[Data about app and page elements]
######
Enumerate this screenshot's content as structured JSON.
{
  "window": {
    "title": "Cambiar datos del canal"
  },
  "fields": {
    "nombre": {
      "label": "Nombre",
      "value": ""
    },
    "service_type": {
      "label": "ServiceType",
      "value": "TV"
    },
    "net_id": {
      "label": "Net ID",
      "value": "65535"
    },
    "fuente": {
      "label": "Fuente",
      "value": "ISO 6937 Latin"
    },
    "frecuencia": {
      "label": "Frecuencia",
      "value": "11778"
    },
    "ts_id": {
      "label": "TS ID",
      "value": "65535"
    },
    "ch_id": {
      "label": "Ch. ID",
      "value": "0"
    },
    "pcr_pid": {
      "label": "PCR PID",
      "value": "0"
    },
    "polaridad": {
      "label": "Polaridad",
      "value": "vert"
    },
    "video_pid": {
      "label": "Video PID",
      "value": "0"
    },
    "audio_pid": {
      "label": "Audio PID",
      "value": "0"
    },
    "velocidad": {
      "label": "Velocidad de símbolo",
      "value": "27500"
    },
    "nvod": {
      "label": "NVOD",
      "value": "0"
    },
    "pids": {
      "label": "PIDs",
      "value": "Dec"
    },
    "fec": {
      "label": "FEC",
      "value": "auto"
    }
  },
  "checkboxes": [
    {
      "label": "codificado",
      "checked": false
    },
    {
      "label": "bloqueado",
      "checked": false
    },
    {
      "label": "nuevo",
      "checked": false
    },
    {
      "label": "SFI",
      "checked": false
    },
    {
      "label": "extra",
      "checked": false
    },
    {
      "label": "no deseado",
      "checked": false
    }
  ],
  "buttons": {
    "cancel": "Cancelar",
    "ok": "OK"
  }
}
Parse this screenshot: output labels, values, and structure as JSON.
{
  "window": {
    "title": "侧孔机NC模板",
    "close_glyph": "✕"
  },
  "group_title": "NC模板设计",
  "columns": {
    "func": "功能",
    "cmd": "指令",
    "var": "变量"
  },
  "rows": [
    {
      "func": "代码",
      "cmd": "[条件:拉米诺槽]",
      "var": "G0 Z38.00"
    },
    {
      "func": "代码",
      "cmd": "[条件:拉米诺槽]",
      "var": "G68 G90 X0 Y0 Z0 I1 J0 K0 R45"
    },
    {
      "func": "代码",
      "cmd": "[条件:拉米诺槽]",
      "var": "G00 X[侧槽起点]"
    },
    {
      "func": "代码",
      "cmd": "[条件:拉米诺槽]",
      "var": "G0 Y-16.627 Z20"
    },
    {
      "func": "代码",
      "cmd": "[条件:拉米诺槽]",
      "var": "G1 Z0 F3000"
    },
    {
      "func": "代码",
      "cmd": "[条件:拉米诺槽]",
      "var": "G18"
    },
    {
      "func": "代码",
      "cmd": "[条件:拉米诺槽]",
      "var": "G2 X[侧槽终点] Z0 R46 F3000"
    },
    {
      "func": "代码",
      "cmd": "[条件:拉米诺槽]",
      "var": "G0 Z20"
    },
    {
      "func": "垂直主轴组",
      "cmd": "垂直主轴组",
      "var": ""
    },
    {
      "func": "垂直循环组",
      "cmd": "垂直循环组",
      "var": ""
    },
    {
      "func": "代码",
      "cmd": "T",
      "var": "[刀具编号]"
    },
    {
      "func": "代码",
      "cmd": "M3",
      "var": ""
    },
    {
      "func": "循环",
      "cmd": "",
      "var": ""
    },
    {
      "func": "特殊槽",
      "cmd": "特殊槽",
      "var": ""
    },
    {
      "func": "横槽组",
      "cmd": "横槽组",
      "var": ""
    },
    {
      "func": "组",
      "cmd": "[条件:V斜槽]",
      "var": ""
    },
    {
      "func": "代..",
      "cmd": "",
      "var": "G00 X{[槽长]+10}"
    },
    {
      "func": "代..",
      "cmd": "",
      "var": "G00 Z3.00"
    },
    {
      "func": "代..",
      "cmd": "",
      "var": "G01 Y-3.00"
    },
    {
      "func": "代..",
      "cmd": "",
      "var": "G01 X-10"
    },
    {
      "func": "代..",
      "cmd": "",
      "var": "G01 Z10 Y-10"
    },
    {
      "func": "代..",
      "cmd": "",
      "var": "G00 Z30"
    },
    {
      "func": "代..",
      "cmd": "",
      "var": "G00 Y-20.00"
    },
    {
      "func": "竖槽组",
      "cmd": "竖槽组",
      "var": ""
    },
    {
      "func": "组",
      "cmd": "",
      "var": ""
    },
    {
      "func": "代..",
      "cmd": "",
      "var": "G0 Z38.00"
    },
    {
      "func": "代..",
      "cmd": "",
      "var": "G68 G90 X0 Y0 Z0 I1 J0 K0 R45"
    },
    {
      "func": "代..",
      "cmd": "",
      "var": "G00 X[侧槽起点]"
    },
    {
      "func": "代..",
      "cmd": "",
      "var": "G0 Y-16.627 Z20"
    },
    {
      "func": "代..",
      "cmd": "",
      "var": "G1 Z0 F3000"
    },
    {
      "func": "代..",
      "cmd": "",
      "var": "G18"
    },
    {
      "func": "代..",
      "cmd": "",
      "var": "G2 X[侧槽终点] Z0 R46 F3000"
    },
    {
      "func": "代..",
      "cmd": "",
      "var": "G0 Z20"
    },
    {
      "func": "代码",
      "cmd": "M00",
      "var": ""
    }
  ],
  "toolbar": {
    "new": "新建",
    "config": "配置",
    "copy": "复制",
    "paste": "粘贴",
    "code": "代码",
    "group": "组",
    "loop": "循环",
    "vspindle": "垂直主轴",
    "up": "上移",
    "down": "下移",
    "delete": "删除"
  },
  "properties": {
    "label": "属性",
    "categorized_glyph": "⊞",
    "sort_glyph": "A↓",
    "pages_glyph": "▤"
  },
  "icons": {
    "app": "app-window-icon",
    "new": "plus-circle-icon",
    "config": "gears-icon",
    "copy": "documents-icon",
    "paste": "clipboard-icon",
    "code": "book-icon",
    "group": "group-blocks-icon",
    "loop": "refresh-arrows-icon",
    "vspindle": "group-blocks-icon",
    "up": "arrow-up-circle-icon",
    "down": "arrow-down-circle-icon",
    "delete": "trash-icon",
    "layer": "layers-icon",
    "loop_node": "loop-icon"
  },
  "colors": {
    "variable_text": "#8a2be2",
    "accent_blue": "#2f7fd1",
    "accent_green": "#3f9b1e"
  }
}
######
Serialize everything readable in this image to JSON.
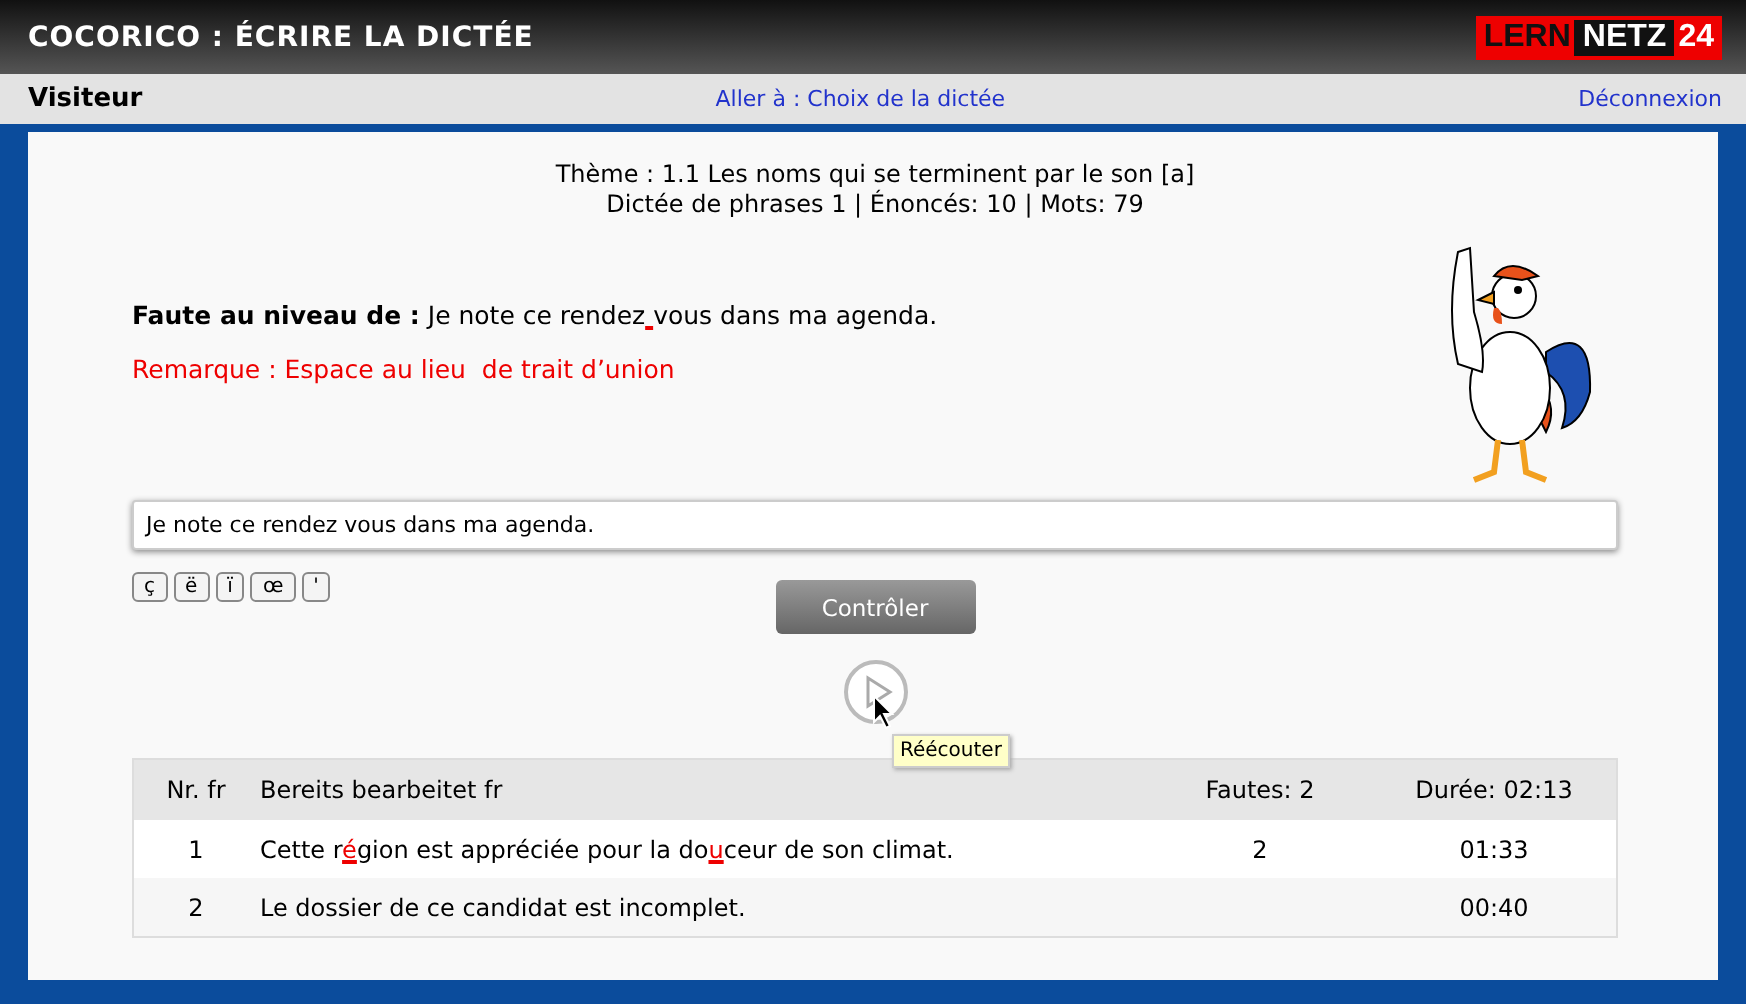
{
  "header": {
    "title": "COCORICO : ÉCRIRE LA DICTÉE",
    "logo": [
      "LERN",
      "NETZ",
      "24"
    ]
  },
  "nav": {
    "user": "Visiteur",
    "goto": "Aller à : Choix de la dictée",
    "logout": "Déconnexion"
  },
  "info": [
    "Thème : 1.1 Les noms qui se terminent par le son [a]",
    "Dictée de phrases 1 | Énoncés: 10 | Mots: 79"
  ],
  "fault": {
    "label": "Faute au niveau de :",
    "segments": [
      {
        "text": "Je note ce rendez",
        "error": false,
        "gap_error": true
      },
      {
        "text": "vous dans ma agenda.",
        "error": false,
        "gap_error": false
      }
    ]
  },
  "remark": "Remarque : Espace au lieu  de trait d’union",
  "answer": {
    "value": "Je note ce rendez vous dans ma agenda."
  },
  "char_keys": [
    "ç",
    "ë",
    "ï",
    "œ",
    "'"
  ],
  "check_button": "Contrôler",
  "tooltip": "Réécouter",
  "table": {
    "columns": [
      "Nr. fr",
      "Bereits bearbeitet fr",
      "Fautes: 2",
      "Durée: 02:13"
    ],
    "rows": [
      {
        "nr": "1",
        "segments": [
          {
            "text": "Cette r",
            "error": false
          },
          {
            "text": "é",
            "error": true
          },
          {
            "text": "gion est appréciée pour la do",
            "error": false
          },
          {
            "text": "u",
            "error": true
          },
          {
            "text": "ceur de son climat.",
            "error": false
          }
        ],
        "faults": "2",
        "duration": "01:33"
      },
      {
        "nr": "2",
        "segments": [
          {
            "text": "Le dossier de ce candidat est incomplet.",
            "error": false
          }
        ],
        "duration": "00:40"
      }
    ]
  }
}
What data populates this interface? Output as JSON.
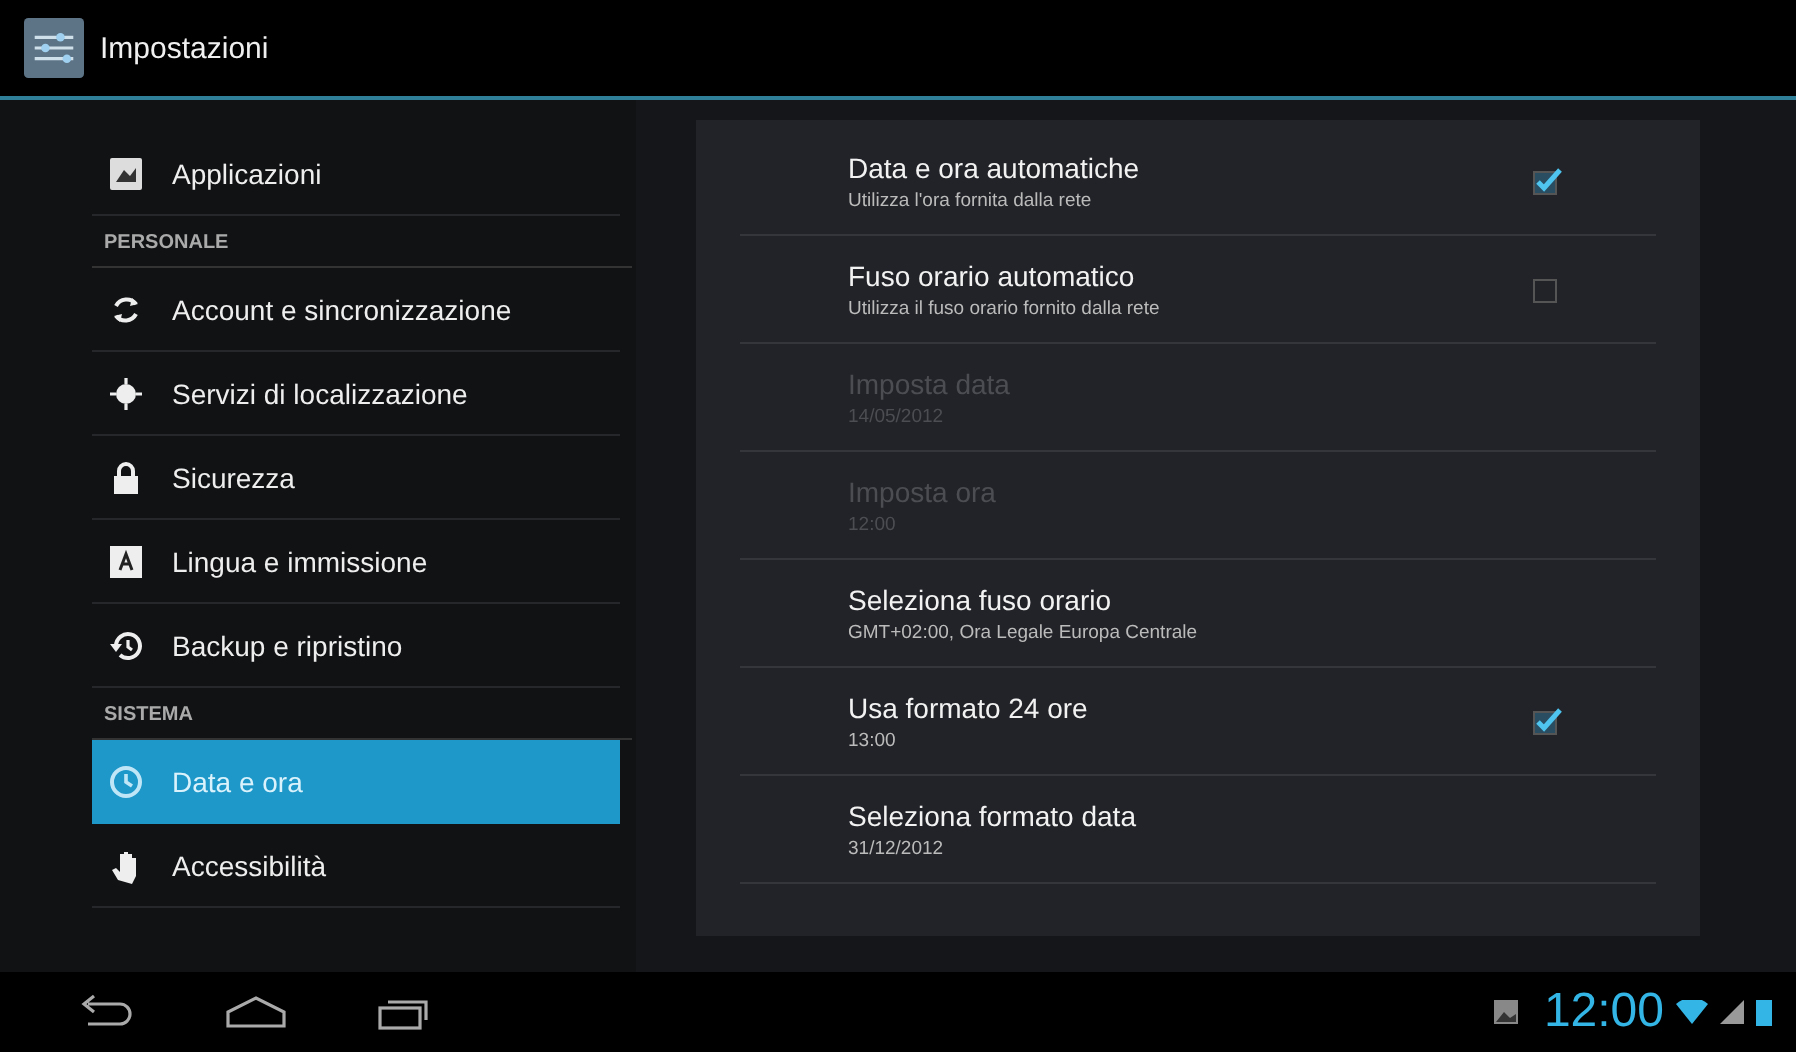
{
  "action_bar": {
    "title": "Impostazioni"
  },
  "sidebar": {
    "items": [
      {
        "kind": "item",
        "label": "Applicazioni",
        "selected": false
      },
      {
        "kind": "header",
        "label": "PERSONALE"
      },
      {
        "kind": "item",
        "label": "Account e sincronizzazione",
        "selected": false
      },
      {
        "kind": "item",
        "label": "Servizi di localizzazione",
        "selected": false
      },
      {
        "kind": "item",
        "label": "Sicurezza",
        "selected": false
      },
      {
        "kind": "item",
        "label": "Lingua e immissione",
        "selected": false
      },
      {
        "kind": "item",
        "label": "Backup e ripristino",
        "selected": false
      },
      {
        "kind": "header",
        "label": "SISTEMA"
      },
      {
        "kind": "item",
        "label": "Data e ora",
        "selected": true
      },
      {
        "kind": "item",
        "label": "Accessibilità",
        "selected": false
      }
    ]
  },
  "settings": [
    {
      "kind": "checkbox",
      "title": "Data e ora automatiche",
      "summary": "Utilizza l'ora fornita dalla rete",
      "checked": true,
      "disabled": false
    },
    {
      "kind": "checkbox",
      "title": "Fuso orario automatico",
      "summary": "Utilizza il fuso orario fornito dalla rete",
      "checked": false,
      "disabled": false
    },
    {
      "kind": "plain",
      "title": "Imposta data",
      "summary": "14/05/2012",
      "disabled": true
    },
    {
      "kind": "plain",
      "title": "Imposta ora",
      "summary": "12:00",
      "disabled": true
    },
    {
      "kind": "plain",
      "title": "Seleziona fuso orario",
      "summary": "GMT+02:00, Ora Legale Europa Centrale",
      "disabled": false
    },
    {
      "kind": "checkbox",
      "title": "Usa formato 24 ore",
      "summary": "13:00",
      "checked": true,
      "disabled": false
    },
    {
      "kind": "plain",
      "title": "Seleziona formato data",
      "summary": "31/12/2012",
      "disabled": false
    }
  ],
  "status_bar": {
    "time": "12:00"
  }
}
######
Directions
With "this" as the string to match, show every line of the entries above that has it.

Written answer
Enumerate this screenshot's content as structured JSON.
Parse this screenshot: output labels, values, and structure as JSON.
Serialize everything readable in this image to JSON.
What data populates this interface? Output as JSON.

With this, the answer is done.